social swearing
n. Casual swearing that helps to define and bind a social group.
"Swearing to define the gang, social swearing, is where you are most relaxed. That is where the swearing is the most," Professor Burridge said.
—Lisa Power & Ian Walker, “Rum crew of ladettes — the swearing, brawling, obnoxious young women of Sydney,” The Daily Telegraph, June 12, 2012
The casual utterance of four-letter words among colleagues (a.k.a. "social swearing") allows co-workers to bond, while "annoyance swearing" (dropping an expletive in the context of doing business) can cut the tension in the office.
—“Bombing the office, coping with loss,” The Globe and Mail, January 28, 2011
2002 (earliest)
When the group was relaxed and happy, the swearing was clearly of a social kind, a sign of being "one of the gang."…Under conditions of very low stress, swearing was almost entirely of the social variety. With increasing stress social swearing diminished and annoyance swearing increased.
—Ashley Montagu, “The Anatomy of Swearing,” Scholarly Book Services, June 27, 2002
Whatever happened to the foulmouthed women of 1970s dinner parties?

Now, in the Age of the Young Fogy, of political correctness on the left and family values on the right, you hardly hear social swearing at all.

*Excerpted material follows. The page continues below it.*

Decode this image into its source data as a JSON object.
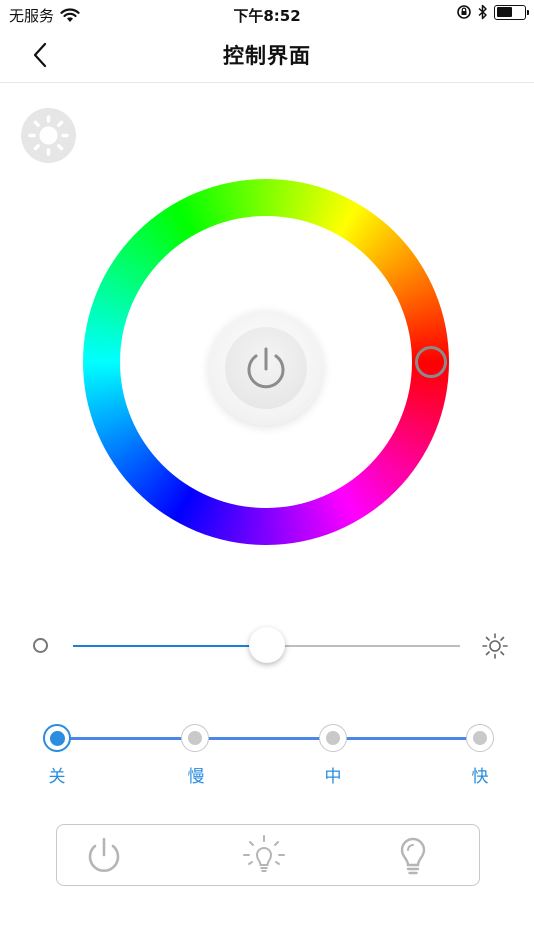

—Henry Allen, “Expletives Deleted,” The Washington Post, September 15, 1992
Filed Under